Sustainable travel should be the only way we travel. From excessive air travel that causes harmful CO2 emissions to package holiday resorts that are built on natural areas, international travel and tourism are unfortunately far from sustainable. Below are simple ways you can travel more consciously by choosing and avoiding certain types of accommodations.
Stay in locally-owned accommodation
Support local business owners by opting to stay in locally-owned accommodation. This generally includes small hotels, Airbnbs, hostels, bed and breakfasts, and couchsurfing. If unsure about the sustainability of hotels, read the ‘about’ pages on their websites.
Check for green certifications at hotels and hostels
Hotels contribute 60 million tons of CO2 emissions annually due to wasteful practices and oblivious guests. Yet, if all the hotels in the US were to go green by reducing their emissions by just 10%, it would be the same as planting 1.1 million acres of pine trees. Look for accommodations with a commitment to sustainability initiatives. These may include solar power, energy-efficient lighting, recycling, employing locals, etc. Find out how a hotel sources their food and if they use locally sourced building materials and decor. Be mindful of ‘greenwashing’- some hotels are known for labeling themselves green without actually implementing any sustainability initiatives. Green Globe and Green Key are two of the most reputable sustainability certifications in the international travel and tourism industry.
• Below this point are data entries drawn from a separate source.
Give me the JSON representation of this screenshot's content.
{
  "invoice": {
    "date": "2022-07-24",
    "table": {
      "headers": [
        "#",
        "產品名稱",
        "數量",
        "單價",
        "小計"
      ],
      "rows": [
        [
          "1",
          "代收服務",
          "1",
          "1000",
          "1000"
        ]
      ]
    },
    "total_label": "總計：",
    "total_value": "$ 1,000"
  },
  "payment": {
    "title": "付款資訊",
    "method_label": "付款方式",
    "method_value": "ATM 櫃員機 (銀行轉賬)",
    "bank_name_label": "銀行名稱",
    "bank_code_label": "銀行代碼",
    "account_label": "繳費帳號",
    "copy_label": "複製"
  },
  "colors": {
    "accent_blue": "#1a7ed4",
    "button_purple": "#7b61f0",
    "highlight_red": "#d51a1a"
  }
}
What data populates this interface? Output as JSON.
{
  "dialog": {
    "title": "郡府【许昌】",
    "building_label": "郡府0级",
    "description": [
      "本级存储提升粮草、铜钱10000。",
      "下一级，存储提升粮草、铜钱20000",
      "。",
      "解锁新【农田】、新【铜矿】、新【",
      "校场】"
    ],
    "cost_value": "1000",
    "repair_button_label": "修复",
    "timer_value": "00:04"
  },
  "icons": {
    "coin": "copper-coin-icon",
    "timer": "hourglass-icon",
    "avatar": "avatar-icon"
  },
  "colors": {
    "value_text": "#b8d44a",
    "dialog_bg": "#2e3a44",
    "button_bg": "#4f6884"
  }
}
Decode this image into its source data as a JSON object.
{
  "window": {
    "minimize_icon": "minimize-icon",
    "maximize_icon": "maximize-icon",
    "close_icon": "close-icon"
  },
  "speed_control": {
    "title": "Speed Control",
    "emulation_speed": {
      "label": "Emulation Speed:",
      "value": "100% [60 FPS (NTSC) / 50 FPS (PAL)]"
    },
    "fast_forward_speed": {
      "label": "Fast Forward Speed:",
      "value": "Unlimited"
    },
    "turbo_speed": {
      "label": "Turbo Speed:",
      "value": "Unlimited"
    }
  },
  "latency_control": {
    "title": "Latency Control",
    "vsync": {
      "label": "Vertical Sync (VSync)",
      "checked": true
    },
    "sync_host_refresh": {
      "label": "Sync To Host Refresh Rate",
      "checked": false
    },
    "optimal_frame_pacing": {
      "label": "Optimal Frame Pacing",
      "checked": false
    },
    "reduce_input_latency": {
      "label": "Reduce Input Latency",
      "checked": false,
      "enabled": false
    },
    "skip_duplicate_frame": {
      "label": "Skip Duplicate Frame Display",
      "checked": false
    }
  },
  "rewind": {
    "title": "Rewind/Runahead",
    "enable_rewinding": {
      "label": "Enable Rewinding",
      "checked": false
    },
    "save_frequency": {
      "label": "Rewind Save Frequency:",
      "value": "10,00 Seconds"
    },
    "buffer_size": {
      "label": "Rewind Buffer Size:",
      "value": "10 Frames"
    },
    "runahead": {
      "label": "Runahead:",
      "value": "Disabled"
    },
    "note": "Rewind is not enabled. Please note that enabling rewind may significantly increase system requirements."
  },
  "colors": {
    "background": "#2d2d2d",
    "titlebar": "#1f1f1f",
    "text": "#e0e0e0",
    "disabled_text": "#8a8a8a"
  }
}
Avoid all-inclusive resorts
All-inclusive resorts are often sold as a cheap, safe, zero-hassles travel option. Having you pay up-front for your accommodation, food and activities, tourists have little incentive to go elsewhere. They typically do not go out to local restaurants, hire local tour guides or participate in cultural activities. All-inclusive resorts tend to be foreign-owned, meaning tourist money doesn’t benefit the local economy or the people. It’s estimated that in the Caribbean, about 80% of the money spent by tourists ends up leaving host communities. When the money doesn’t go back to local pockets, workers are often forced to tolerate poor working conditions, long work days, short-term contracts, endure economic vulnerability in the low seasons, unpaid overtime, and incredibly low pay.